Extracted records Start Marker
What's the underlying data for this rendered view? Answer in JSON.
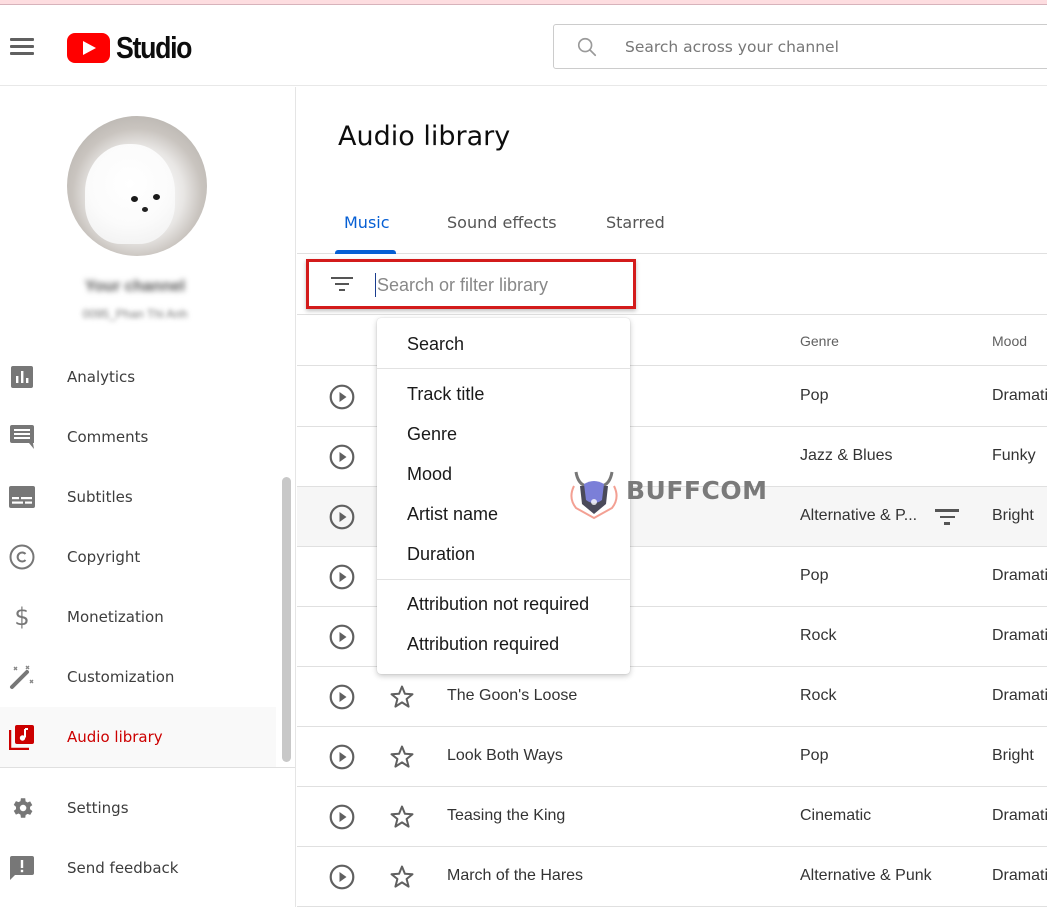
{
  "header": {
    "logo_text": "Studio",
    "search_placeholder": "Search across your channel"
  },
  "sidebar": {
    "channel_name": "Your channel",
    "channel_handle": "0095_Phan Thi Anh",
    "items": [
      {
        "label": "Analytics",
        "icon": "analytics-icon"
      },
      {
        "label": "Comments",
        "icon": "comments-icon"
      },
      {
        "label": "Subtitles",
        "icon": "subtitles-icon"
      },
      {
        "label": "Copyright",
        "icon": "copyright-icon"
      },
      {
        "label": "Monetization",
        "icon": "dollar-icon"
      },
      {
        "label": "Customization",
        "icon": "magic-wand-icon"
      },
      {
        "label": "Audio library",
        "icon": "audio-library-icon",
        "active": true
      }
    ],
    "bottom_items": [
      {
        "label": "Settings",
        "icon": "gear-icon"
      },
      {
        "label": "Send feedback",
        "icon": "feedback-icon"
      }
    ]
  },
  "main": {
    "title": "Audio library",
    "tabs": [
      {
        "label": "Music",
        "active": true
      },
      {
        "label": "Sound effects"
      },
      {
        "label": "Starred"
      }
    ],
    "filter": {
      "placeholder": "Search or filter library",
      "value": ""
    },
    "columns": {
      "genre": "Genre",
      "mood": "Mood"
    },
    "rows": [
      {
        "title": "",
        "genre": "Pop",
        "mood": "Dramatic"
      },
      {
        "title": "",
        "genre": "Jazz & Blues",
        "mood": "Funky"
      },
      {
        "title": "",
        "genre": "Alternative & P...",
        "mood": "Bright",
        "hover": true
      },
      {
        "title": "",
        "genre": "Pop",
        "mood": "Dramatic"
      },
      {
        "title": "",
        "genre": "Rock",
        "mood": "Dramatic"
      },
      {
        "title": "The Goon's Loose",
        "genre": "Rock",
        "mood": "Dramatic"
      },
      {
        "title": "Look Both Ways",
        "genre": "Pop",
        "mood": "Bright"
      },
      {
        "title": "Teasing the King",
        "genre": "Cinematic",
        "mood": "Dramatic"
      },
      {
        "title": "March of the Hares",
        "genre": "Alternative & Punk",
        "mood": "Dramatic"
      }
    ]
  },
  "filter_menu": {
    "items": [
      "Search",
      "Track title",
      "Genre",
      "Mood",
      "Artist name",
      "Duration",
      "Attribution not required",
      "Attribution required"
    ]
  },
  "watermark": {
    "text": "BUFFCOM"
  },
  "colors": {
    "brand_red": "#ff0000",
    "active_nav": "#cc0000",
    "tab_active": "#065fd4",
    "highlight_box": "#d31b1b"
  }
}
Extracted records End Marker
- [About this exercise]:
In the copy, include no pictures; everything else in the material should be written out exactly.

- [Answer]:
What's the underlying data for this rendered view? Answer in JSON.
{
  "header": {
    "logo_text": "Studio",
    "search_placeholder": "Search across your channel"
  },
  "sidebar": {
    "channel_name": "Your channel",
    "channel_handle": "0095_Phan Thi Anh",
    "items": [
      {
        "label": "Analytics",
        "icon": "analytics-icon"
      },
      {
        "label": "Comments",
        "icon": "comments-icon"
      },
      {
        "label": "Subtitles",
        "icon": "subtitles-icon"
      },
      {
        "label": "Copyright",
        "icon": "copyright-icon"
      },
      {
        "label": "Monetization",
        "icon": "dollar-icon"
      },
      {
        "label": "Customization",
        "icon": "magic-wand-icon"
      },
      {
        "label": "Audio library",
        "icon": "audio-library-icon",
        "active": true
      }
    ],
    "bottom_items": [
      {
        "label": "Settings",
        "icon": "gear-icon"
      },
      {
        "label": "Send feedback",
        "icon": "feedback-icon"
      }
    ]
  },
  "main": {
    "title": "Audio library",
    "tabs": [
      {
        "label": "Music",
        "active": true
      },
      {
        "label": "Sound effects"
      },
      {
        "label": "Starred"
      }
    ],
    "filter": {
      "placeholder": "Search or filter library",
      "value": ""
    },
    "columns": {
      "genre": "Genre",
      "mood": "Mood"
    },
    "rows": [
      {
        "title": "",
        "genre": "Pop",
        "mood": "Dramatic"
      },
      {
        "title": "",
        "genre": "Jazz & Blues",
        "mood": "Funky"
      },
      {
        "title": "",
        "genre": "Alternative & P...",
        "mood": "Bright",
        "hover": true
      },
      {
        "title": "",
        "genre": "Pop",
        "mood": "Dramatic"
      },
      {
        "title": "",
        "genre": "Rock",
        "mood": "Dramatic"
      },
      {
        "title": "The Goon's Loose",
        "genre": "Rock",
        "mood": "Dramatic"
      },
      {
        "title": "Look Both Ways",
        "genre": "Pop",
        "mood": "Bright"
      },
      {
        "title": "Teasing the King",
        "genre": "Cinematic",
        "mood": "Dramatic"
      },
      {
        "title": "March of the Hares",
        "genre": "Alternative & Punk",
        "mood": "Dramatic"
      }
    ]
  },
  "filter_menu": {
    "items": [
      "Search",
      "Track title",
      "Genre",
      "Mood",
      "Artist name",
      "Duration",
      "Attribution not required",
      "Attribution required"
    ]
  },
  "watermark": {
    "text": "BUFFCOM"
  },
  "colors": {
    "brand_red": "#ff0000",
    "active_nav": "#cc0000",
    "tab_active": "#065fd4",
    "highlight_box": "#d31b1b"
  }
}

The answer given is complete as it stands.